EXERCISE> Only the pictures are to be dropped; the rest of the data below is to be duplicated exactly.

___ GIVEN RECORDS ___

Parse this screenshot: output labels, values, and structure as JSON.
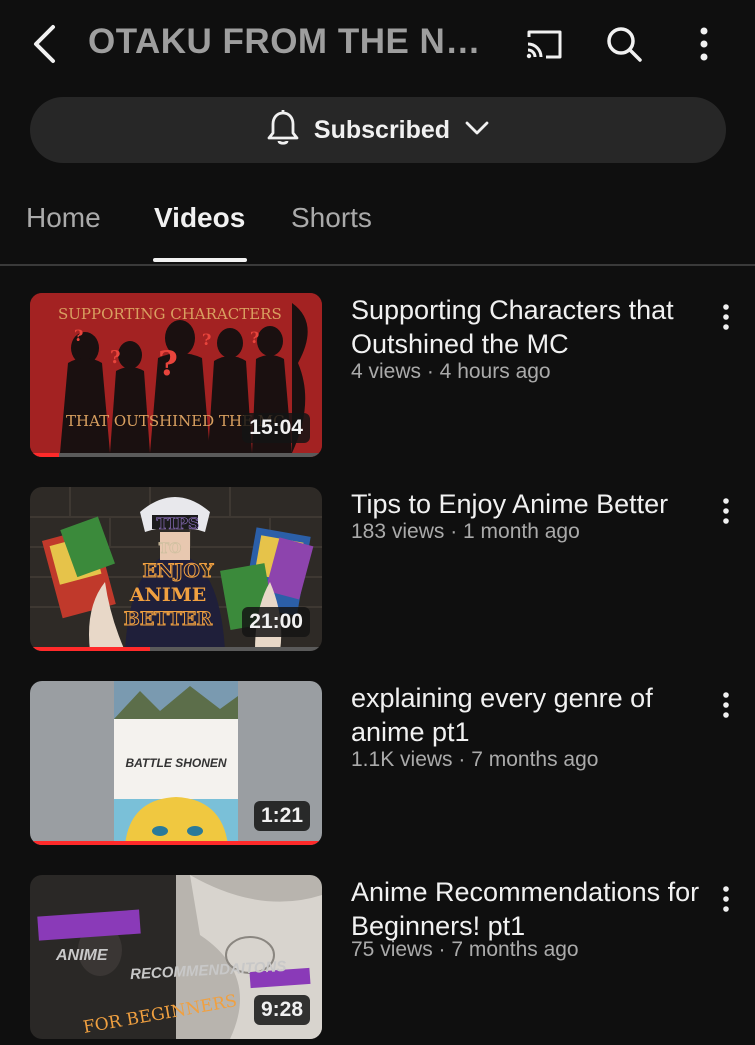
{
  "header": {
    "title": "OTAKU FROM THE N…",
    "icons": [
      "back-arrow-icon",
      "cast-icon",
      "search-icon",
      "more-vertical-icon"
    ]
  },
  "subscribe": {
    "label": "Subscribed",
    "icons": [
      "bell-icon",
      "chevron-down-icon"
    ]
  },
  "tabs": [
    {
      "label": "Home",
      "active": false
    },
    {
      "label": "Videos",
      "active": true
    },
    {
      "label": "Shorts",
      "active": false
    }
  ],
  "videos": [
    {
      "title": "Supporting Characters that Outshined the MC",
      "meta": "4 views · 4 hours ago",
      "duration": "15:04",
      "watched": 0.1,
      "thumb_text": [
        "SUPPORTING CHARACTERS",
        "THAT OUTSHINED THE MC"
      ]
    },
    {
      "title": "Tips to Enjoy Anime Better",
      "meta": "183 views · 1 month ago",
      "duration": "21:00",
      "watched": 0.41,
      "thumb_text": [
        "TIPS",
        "TO",
        "ENJOY",
        "ANIME",
        "BETTER"
      ]
    },
    {
      "title": "explaining every genre of anime pt1",
      "meta": "1.1K views · 7 months ago",
      "duration": "1:21",
      "watched": 1.0,
      "thumb_text": [
        "BATTLE SHONEN"
      ]
    },
    {
      "title": "Anime Recommendations for Beginners! pt1",
      "meta": "75 views · 7 months ago",
      "duration": "9:28",
      "watched": 0,
      "thumb_text": [
        "ANIME",
        "RECOMMENDAITONS",
        "FOR BEGINNERS"
      ]
    }
  ],
  "colors": {
    "background": "#0f0f0f",
    "progress": "#ff2a2a",
    "chip": "#272727"
  }
}
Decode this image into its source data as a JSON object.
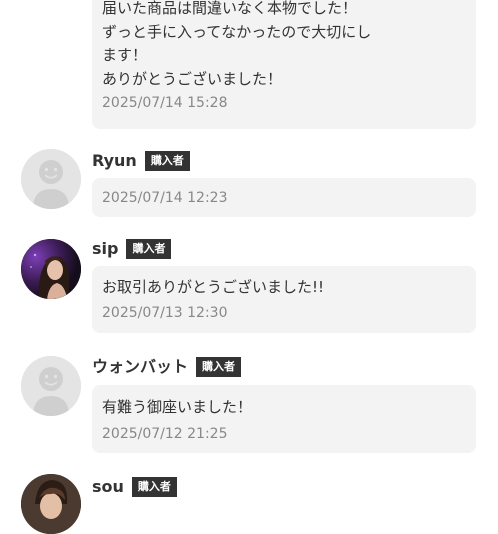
{
  "reviews": [
    {
      "name": "",
      "badge": "",
      "message_lines": [
        "届いた商品は間違いなく本物でした！",
        "ずっと手に入ってなかったので大切にし",
        "ます！",
        "ありがとうございました！"
      ],
      "timestamp": "2025/07/14 15:28"
    },
    {
      "name": "Ryun",
      "badge": "購入者",
      "avatar": "default-person-icon",
      "message_lines": [],
      "timestamp": "2025/07/14 12:23"
    },
    {
      "name": "sip",
      "badge": "購入者",
      "avatar": "user-photo",
      "message_lines": [
        "お取引ありがとうございました!!"
      ],
      "timestamp": "2025/07/13 12:30"
    },
    {
      "name": "ウォンバット",
      "badge": "購入者",
      "avatar": "default-person-icon",
      "message_lines": [
        "有難う御座いました！"
      ],
      "timestamp": "2025/07/12 21:25"
    },
    {
      "name": "sou",
      "badge": "購入者",
      "avatar": "user-photo"
    }
  ],
  "colors": {
    "bubble": "#f3f3f3",
    "badge": "#333333",
    "text": "#333333",
    "timestamp": "#888888",
    "avatar_default": "#e4e4e4"
  }
}
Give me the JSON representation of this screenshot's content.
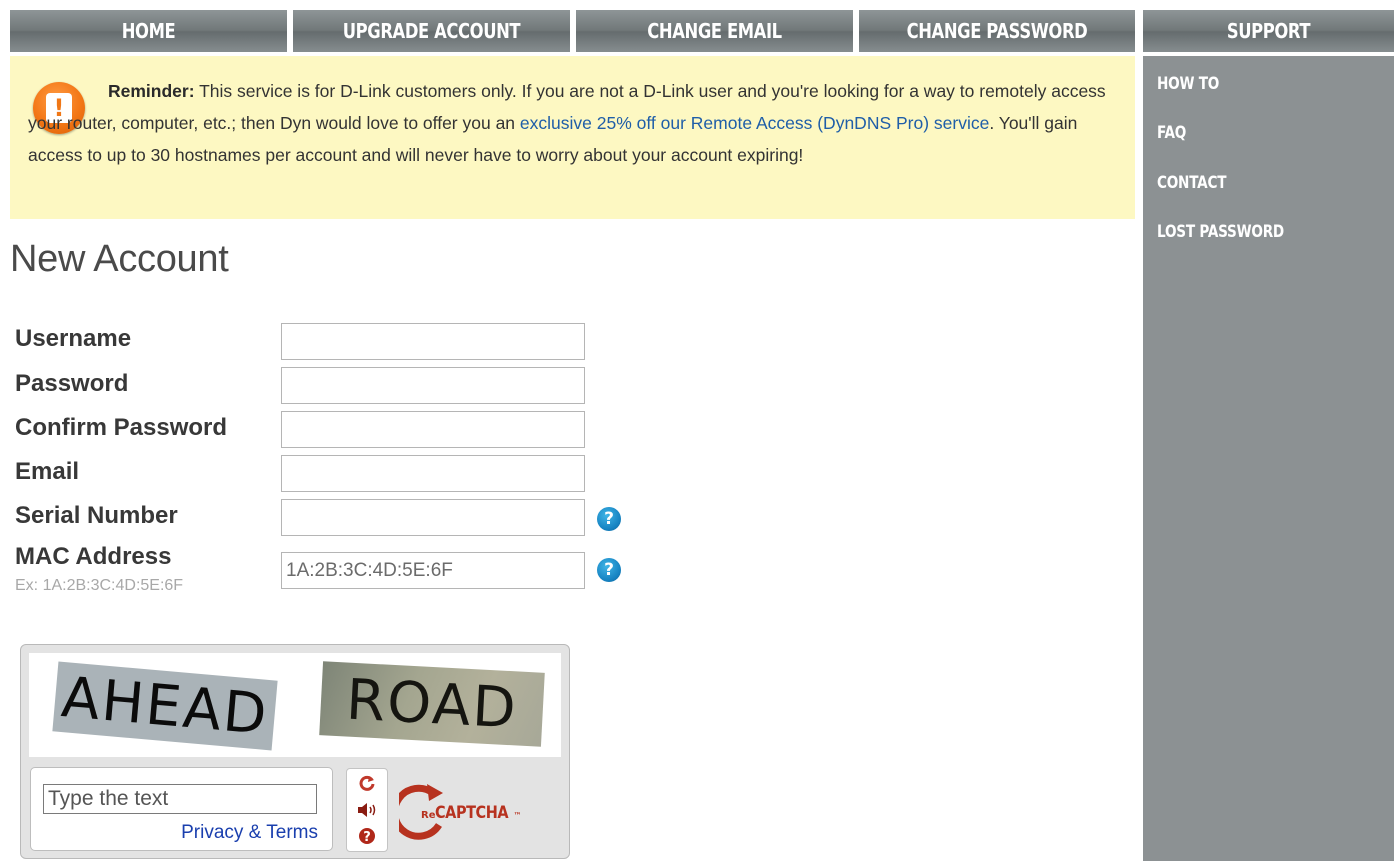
{
  "nav": {
    "tabs": [
      {
        "label": "HOME"
      },
      {
        "label": "UPGRADE ACCOUNT"
      },
      {
        "label": "CHANGE EMAIL"
      },
      {
        "label": "CHANGE PASSWORD"
      }
    ],
    "support_label": "SUPPORT"
  },
  "sidebar": {
    "items": [
      {
        "label": "HOW TO"
      },
      {
        "label": "FAQ"
      },
      {
        "label": "CONTACT"
      },
      {
        "label": "LOST PASSWORD"
      }
    ]
  },
  "reminder": {
    "icon": "exclamation-icon",
    "lead": "Reminder:",
    "text_before": " This service is for D-Link customers only. If you are not a D-Link user and you're looking for a way to remotely access your router, computer, etc.; then Dyn would love to offer you an ",
    "link_text": "exclusive 25% off our Remote Access (DynDNS Pro) service",
    "text_after": ". You'll gain access to up to 30 hostnames per account and will never have to worry about your account expiring!"
  },
  "page_title": "New Account",
  "form": {
    "username_label": "Username",
    "password_label": "Password",
    "confirm_password_label": "Confirm Password",
    "email_label": "Email",
    "serial_label": "Serial Number",
    "mac_label": "MAC Address",
    "mac_example": "Ex: 1A:2B:3C:4D:5E:6F",
    "mac_placeholder": "1A:2B:3C:4D:5E:6F",
    "help_glyph": "?"
  },
  "captcha": {
    "word1": "AHEAD",
    "word2": "ROAD",
    "input_placeholder": "Type the text",
    "privacy_link": "Privacy & Terms",
    "brand_prefix": "Re",
    "brand": "CAPTCHA",
    "trademark": "™"
  },
  "colors": {
    "nav_gray": "#6f7678",
    "sidebar_gray": "#8c9193",
    "reminder_bg": "#fdf8c2",
    "link_blue": "#1f5ea8",
    "warn_orange": "#f37716",
    "help_blue": "#1683c2",
    "recaptcha_red": "#c0392b"
  }
}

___

YOUR SOLUTION>
Parse this screenshot: output labels, values, and structure as JSON.
{
  "header": {
    "title": "OTAKU FROM THE N…",
    "icons": [
      "back-arrow-icon",
      "cast-icon",
      "search-icon",
      "more-vertical-icon"
    ]
  },
  "subscribe": {
    "label": "Subscribed",
    "icons": [
      "bell-icon",
      "chevron-down-icon"
    ]
  },
  "tabs": [
    {
      "label": "Home",
      "active": false
    },
    {
      "label": "Videos",
      "active": true
    },
    {
      "label": "Shorts",
      "active": false
    }
  ],
  "videos": [
    {
      "title": "Supporting Characters that Outshined the MC",
      "meta": "4 views · 4 hours ago",
      "duration": "15:04",
      "watched": 0.1,
      "thumb_text": [
        "SUPPORTING CHARACTERS",
        "THAT OUTSHINED THE MC"
      ]
    },
    {
      "title": "Tips to Enjoy Anime Better",
      "meta": "183 views · 1 month ago",
      "duration": "21:00",
      "watched": 0.41,
      "thumb_text": [
        "TIPS",
        "TO",
        "ENJOY",
        "ANIME",
        "BETTER"
      ]
    },
    {
      "title": "explaining every genre of anime pt1",
      "meta": "1.1K views · 7 months ago",
      "duration": "1:21",
      "watched": 1.0,
      "thumb_text": [
        "BATTLE SHONEN"
      ]
    },
    {
      "title": "Anime Recommendations for Beginners! pt1",
      "meta": "75 views · 7 months ago",
      "duration": "9:28",
      "watched": 0,
      "thumb_text": [
        "ANIME",
        "RECOMMENDAITONS",
        "FOR BEGINNERS"
      ]
    }
  ],
  "colors": {
    "background": "#0f0f0f",
    "progress": "#ff2a2a",
    "chip": "#272727"
  }
}
Decode this image into its source data as a JSON object.
{
  "reviews": [
    {
      "name": "",
      "badge": "",
      "message_lines": [
        "届いた商品は間違いなく本物でした！",
        "ずっと手に入ってなかったので大切にし",
        "ます！",
        "ありがとうございました！"
      ],
      "timestamp": "2025/07/14 15:28"
    },
    {
      "name": "Ryun",
      "badge": "購入者",
      "avatar": "default-person-icon",
      "message_lines": [],
      "timestamp": "2025/07/14 12:23"
    },
    {
      "name": "sip",
      "badge": "購入者",
      "avatar": "user-photo",
      "message_lines": [
        "お取引ありがとうございました!!"
      ],
      "timestamp": "2025/07/13 12:30"
    },
    {
      "name": "ウォンバット",
      "badge": "購入者",
      "avatar": "default-person-icon",
      "message_lines": [
        "有難う御座いました！"
      ],
      "timestamp": "2025/07/12 21:25"
    },
    {
      "name": "sou",
      "badge": "購入者",
      "avatar": "user-photo"
    }
  ],
  "colors": {
    "bubble": "#f3f3f3",
    "badge": "#333333",
    "text": "#333333",
    "timestamp": "#888888",
    "avatar_default": "#e4e4e4"
  }
}
Give me the JSON representation of this screenshot's content.
{
  "nav": {
    "tabs": [
      {
        "label": "HOME"
      },
      {
        "label": "UPGRADE ACCOUNT"
      },
      {
        "label": "CHANGE EMAIL"
      },
      {
        "label": "CHANGE PASSWORD"
      }
    ],
    "support_label": "SUPPORT"
  },
  "sidebar": {
    "items": [
      {
        "label": "HOW TO"
      },
      {
        "label": "FAQ"
      },
      {
        "label": "CONTACT"
      },
      {
        "label": "LOST PASSWORD"
      }
    ]
  },
  "reminder": {
    "icon": "exclamation-icon",
    "lead": "Reminder:",
    "text_before": " This service is for D-Link customers only. If you are not a D-Link user and you're looking for a way to remotely access your router, computer, etc.; then Dyn would love to offer you an ",
    "link_text": "exclusive 25% off our Remote Access (DynDNS Pro) service",
    "text_after": ". You'll gain access to up to 30 hostnames per account and will never have to worry about your account expiring!"
  },
  "page_title": "New Account",
  "form": {
    "username_label": "Username",
    "password_label": "Password",
    "confirm_password_label": "Confirm Password",
    "email_label": "Email",
    "serial_label": "Serial Number",
    "mac_label": "MAC Address",
    "mac_example": "Ex: 1A:2B:3C:4D:5E:6F",
    "mac_placeholder": "1A:2B:3C:4D:5E:6F",
    "help_glyph": "?"
  },
  "captcha": {
    "word1": "AHEAD",
    "word2": "ROAD",
    "input_placeholder": "Type the text",
    "privacy_link": "Privacy & Terms",
    "brand_prefix": "Re",
    "brand": "CAPTCHA",
    "trademark": "™"
  },
  "colors": {
    "nav_gray": "#6f7678",
    "sidebar_gray": "#8c9193",
    "reminder_bg": "#fdf8c2",
    "link_blue": "#1f5ea8",
    "warn_orange": "#f37716",
    "help_blue": "#1683c2",
    "recaptcha_red": "#c0392b"
  }
}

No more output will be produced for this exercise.